Scan the records for "letters". Report each line that includes it.
** Opening Given information block **
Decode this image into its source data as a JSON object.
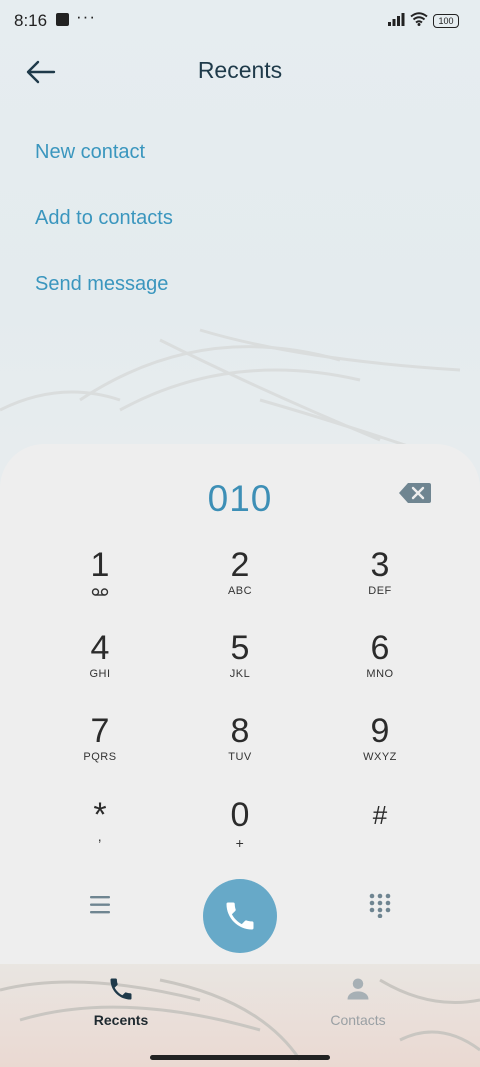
{
  "status_bar": {
    "time": "8:16",
    "dots": "···",
    "battery": "100"
  },
  "header": {
    "title": "Recents"
  },
  "menu": {
    "new_contact": "New contact",
    "add_to_contacts": "Add to contacts",
    "send_message": "Send message"
  },
  "dialpad": {
    "number": "010",
    "keys": [
      {
        "digit": "1",
        "letters": ""
      },
      {
        "digit": "2",
        "letters": "ABC"
      },
      {
        "digit": "3",
        "letters": "DEF"
      },
      {
        "digit": "4",
        "letters": "GHI"
      },
      {
        "digit": "5",
        "letters": "JKL"
      },
      {
        "digit": "6",
        "letters": "MNO"
      },
      {
        "digit": "7",
        "letters": "PQRS"
      },
      {
        "digit": "8",
        "letters": "TUV"
      },
      {
        "digit": "9",
        "letters": "WXYZ"
      },
      {
        "digit": "*",
        "letters": ","
      },
      {
        "digit": "0",
        "letters": "+"
      },
      {
        "digit": "#",
        "letters": ""
      }
    ]
  },
  "bottom_nav": {
    "recents": "Recents",
    "contacts": "Contacts"
  },
  "colors": {
    "accent": "#3a96be",
    "call_button": "#67a9c8"
  }
}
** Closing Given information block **
Result –
        "letters": ""
        "letters": "ABC"
        "letters": "DEF"
        "letters": "GHI"
        "letters": "JKL"
        "letters": "MNO"
        "letters": "PQRS"
        "letters": "TUV"
        "letters": "WXYZ"
        "letters": ","
        "letters": "+"
        "letters": ""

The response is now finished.